◆ Assignment
Each line in the listing is to be restated exactly.

━━━━━━━━━━

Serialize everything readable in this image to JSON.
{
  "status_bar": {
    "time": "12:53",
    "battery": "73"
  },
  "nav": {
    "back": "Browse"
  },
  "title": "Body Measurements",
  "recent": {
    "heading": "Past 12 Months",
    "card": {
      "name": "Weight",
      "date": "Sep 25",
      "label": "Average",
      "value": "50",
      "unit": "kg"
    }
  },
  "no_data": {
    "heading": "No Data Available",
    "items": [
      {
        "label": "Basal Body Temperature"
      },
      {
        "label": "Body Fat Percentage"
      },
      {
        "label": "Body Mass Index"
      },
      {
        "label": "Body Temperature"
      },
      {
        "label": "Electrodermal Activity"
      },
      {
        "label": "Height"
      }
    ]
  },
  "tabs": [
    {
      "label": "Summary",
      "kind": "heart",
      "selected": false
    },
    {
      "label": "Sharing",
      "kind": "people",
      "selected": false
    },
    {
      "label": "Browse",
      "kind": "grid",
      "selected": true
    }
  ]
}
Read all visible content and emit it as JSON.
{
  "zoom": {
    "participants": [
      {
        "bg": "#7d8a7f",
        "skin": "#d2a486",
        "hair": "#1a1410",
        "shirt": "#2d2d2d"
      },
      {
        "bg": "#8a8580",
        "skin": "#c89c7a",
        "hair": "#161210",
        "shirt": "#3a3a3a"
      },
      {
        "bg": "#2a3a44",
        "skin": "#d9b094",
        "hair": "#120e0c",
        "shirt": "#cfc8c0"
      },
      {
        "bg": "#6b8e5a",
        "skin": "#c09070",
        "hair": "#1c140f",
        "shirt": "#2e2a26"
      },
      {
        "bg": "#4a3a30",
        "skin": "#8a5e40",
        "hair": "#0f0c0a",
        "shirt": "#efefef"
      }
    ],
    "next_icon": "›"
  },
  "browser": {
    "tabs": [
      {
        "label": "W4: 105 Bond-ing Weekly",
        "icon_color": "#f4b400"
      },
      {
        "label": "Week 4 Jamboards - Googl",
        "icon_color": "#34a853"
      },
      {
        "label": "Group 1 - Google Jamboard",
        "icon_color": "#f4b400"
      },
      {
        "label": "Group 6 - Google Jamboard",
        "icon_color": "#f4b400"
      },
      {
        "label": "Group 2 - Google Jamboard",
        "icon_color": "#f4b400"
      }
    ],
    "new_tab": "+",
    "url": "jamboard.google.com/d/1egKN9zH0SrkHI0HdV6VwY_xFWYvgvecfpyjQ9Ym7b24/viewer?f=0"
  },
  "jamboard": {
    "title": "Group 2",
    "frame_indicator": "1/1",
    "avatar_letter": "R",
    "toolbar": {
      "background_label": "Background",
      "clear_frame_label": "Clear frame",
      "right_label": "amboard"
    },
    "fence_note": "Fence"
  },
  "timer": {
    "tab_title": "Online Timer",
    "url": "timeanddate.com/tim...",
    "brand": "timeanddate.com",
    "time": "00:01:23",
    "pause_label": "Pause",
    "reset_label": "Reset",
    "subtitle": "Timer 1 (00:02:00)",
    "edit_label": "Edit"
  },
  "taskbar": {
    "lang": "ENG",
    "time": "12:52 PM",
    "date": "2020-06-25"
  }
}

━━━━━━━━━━

◆ Output below
Serialize everything readable in this image to JSON.
{
  "status_bar": {
    "time": "12:53",
    "battery": "73"
  },
  "nav": {
    "back": "Browse"
  },
  "title": "Body Measurements",
  "recent": {
    "heading": "Past 12 Months",
    "card": {
      "name": "Weight",
      "date": "Sep 25",
      "label": "Average",
      "value": "50",
      "unit": "kg"
    }
  },
  "no_data": {
    "heading": "No Data Available",
    "items": [
      {
        "label": "Basal Body Temperature"
      },
      {
        "label": "Body Fat Percentage"
      },
      {
        "label": "Body Mass Index"
      },
      {
        "label": "Body Temperature"
      },
      {
        "label": "Electrodermal Activity"
      },
      {
        "label": "Height"
      }
    ]
  },
  "tabs": [
    {
      "label": "Summary",
      "kind": "heart",
      "selected": false
    },
    {
      "label": "Sharing",
      "kind": "people",
      "selected": false
    },
    {
      "label": "Browse",
      "kind": "grid",
      "selected": true
    }
  ]
}
Read all visible content and emit it as JSON.
{
  "zoom": {
    "participants": [
      {
        "bg": "#7d8a7f",
        "skin": "#d2a486",
        "hair": "#1a1410",
        "shirt": "#2d2d2d"
      },
      {
        "bg": "#8a8580",
        "skin": "#c89c7a",
        "hair": "#161210",
        "shirt": "#3a3a3a"
      },
      {
        "bg": "#2a3a44",
        "skin": "#d9b094",
        "hair": "#120e0c",
        "shirt": "#cfc8c0"
      },
      {
        "bg": "#6b8e5a",
        "skin": "#c09070",
        "hair": "#1c140f",
        "shirt": "#2e2a26"
      },
      {
        "bg": "#4a3a30",
        "skin": "#8a5e40",
        "hair": "#0f0c0a",
        "shirt": "#efefef"
      }
    ],
    "next_icon": "›"
  },
  "browser": {
    "tabs": [
      {
        "label": "W4: 105 Bond-ing Weekly",
        "icon_color": "#f4b400"
      },
      {
        "label": "Week 4 Jamboards - Googl",
        "icon_color": "#34a853"
      },
      {
        "label": "Group 1 - Google Jamboard",
        "icon_color": "#f4b400"
      },
      {
        "label": "Group 6 - Google Jamboard",
        "icon_color": "#f4b400"
      },
      {
        "label": "Group 2 - Google Jamboard",
        "icon_color": "#f4b400"
      }
    ],
    "new_tab": "+",
    "url": "jamboard.google.com/d/1egKN9zH0SrkHI0HdV6VwY_xFWYvgvecfpyjQ9Ym7b24/viewer?f=0"
  },
  "jamboard": {
    "title": "Group 2",
    "frame_indicator": "1/1",
    "avatar_letter": "R",
    "toolbar": {
      "background_label": "Background",
      "clear_frame_label": "Clear frame",
      "right_label": "amboard"
    },
    "fence_note": "Fence"
  },
  "timer": {
    "tab_title": "Online Timer",
    "url": "timeanddate.com/tim...",
    "brand": "timeanddate.com",
    "time": "00:01:23",
    "pause_label": "Pause",
    "reset_label": "Reset",
    "subtitle": "Timer 1 (00:02:00)",
    "edit_label": "Edit"
  },
  "taskbar": {
    "lang": "ENG",
    "time": "12:52 PM",
    "date": "2020-06-25"
  }
}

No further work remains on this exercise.